**SUPPLIED ENTRIES**

*** Block opens ***

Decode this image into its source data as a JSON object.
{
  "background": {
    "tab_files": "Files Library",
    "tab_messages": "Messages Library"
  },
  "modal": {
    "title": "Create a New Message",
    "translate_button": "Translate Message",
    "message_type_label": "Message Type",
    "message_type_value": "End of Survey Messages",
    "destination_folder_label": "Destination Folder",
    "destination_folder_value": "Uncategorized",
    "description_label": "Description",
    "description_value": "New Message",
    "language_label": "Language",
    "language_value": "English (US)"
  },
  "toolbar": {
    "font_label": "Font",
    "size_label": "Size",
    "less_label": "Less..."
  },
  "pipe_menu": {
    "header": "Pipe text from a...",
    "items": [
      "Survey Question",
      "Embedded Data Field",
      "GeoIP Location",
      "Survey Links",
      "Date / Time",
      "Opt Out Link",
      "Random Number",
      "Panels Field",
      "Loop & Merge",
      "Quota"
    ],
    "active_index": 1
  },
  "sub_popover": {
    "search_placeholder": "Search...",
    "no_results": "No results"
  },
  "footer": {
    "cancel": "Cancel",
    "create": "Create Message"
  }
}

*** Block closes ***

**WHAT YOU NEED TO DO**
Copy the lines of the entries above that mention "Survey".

**ANSWER BOX**
    "message_type_value": "End of Survey Messages",
      "Survey Question",
      "Survey Links",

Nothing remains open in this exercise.